Everyone involved in the origination and underwriting of CMBS conduit loans or the creation and selling of CMBS securities backed by the loans is keenly aware of the swap market. The swap rate is integral to the interest rate charged CMBS conduit loan borrowers and a key factor in the profitability of the sale of CMBS securities.
So market players were glued to their trading screens this week as the 10-year swap rate, which typically parallels movement in the 10-year Treasury bond, closed at 2.21% on Wednesday after falling to nearly 2.0% intraday while the Dow was in the process of shedding 400 points before the stock index recovered at the end of the trading day. Wednesday was the culmination of a relatively rapid decline in the 10-year swap rate from 2.78% 30 days ago.

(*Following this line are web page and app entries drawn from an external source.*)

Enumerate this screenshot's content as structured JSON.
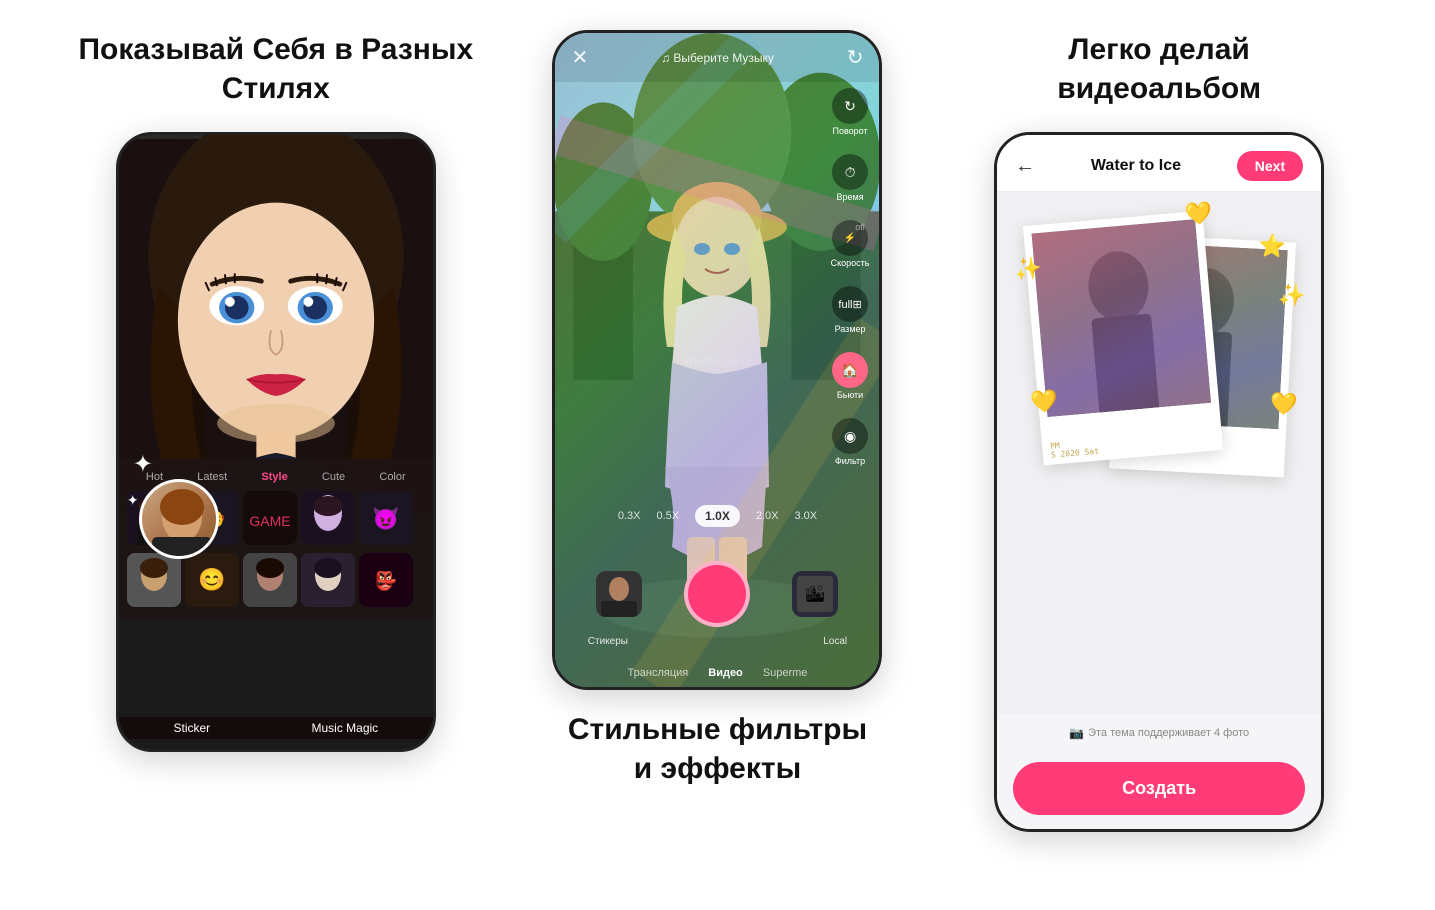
{
  "left_panel": {
    "title": "Показывай Себя\nв Разных Стилях",
    "tabs": [
      "Hot",
      "Latest",
      "Style",
      "Cute",
      "Color"
    ],
    "active_tab": "Style",
    "bottom_labels": [
      "Sticker",
      "Music Magic"
    ]
  },
  "middle_panel": {
    "music_label": "♫ Выберите Музыку",
    "controls": [
      {
        "icon": "↻",
        "label": "Поворот"
      },
      {
        "icon": "⏱",
        "label": "Время"
      },
      {
        "icon": "⚡",
        "label": "Скорость"
      },
      {
        "icon": "⊞",
        "label": "Размер"
      },
      {
        "icon": "🏠",
        "label": "Бьюти"
      },
      {
        "icon": "◉",
        "label": "Фильтр"
      }
    ],
    "zoom_levels": [
      "0.3X",
      "0.5X",
      "1.0X",
      "2.0X",
      "3.0X"
    ],
    "active_zoom": "1.0X",
    "sticker_label": "Стикеры",
    "local_label": "Local",
    "modes": [
      "Трансляция",
      "Видео",
      "Superme"
    ],
    "active_mode": "Видео",
    "subtitle": "Стильные фильтры\nи эффекты",
    "watermark": "TheProgs.ru"
  },
  "right_panel": {
    "title": "Легко делай\nвидеоальбом",
    "header": {
      "back_icon": "←",
      "title": "Water to Ice",
      "next_btn": "Next"
    },
    "support_text": "Эта тема поддерживает 4 фото",
    "create_btn": "Создать",
    "polaroid_date": "PM\nS 2020 Sat"
  }
}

Market professional believe investors have grown increasingly nervous about slowing global growth. While the U.S. economy remains healthy, investors are concerned about earnings growth this year and next because of the slowdown in Europe and, to a lesser degree, China. As a result, investment is flowing out of stocks and into Treasury securities, driving yields lower and swap rates along with them.
The rapid stock and bond market movement is wreaking short-term (hopefully) havoc on CMBS bond prices. Prior to Wednesday, the most recent CMBS offering to price was an $842-million deal from Citigroup, Starwood, 5 Mile and Goldman Sachs on Friday, October 10. The super-senior AAA-rated bonds priced at swaps plus 87 basis points (bp), within the 82-88 bp range seen in the past few weeks. However, dealers believe the next deal up, a $1.2-billion transaction by Deutsche Bank, UBS, Cantor Commercial Real Estate and Natixis, will have to carry a wider spread, perhaps in the mid-90s to provide an adequate yield to investors.
As a result, CMBS shops are struggling to figure out where to price new loans. The consensus is that most firms have compensated by widening their quotes 10-15 bp for plain-vanilla, CMBS conduit loans.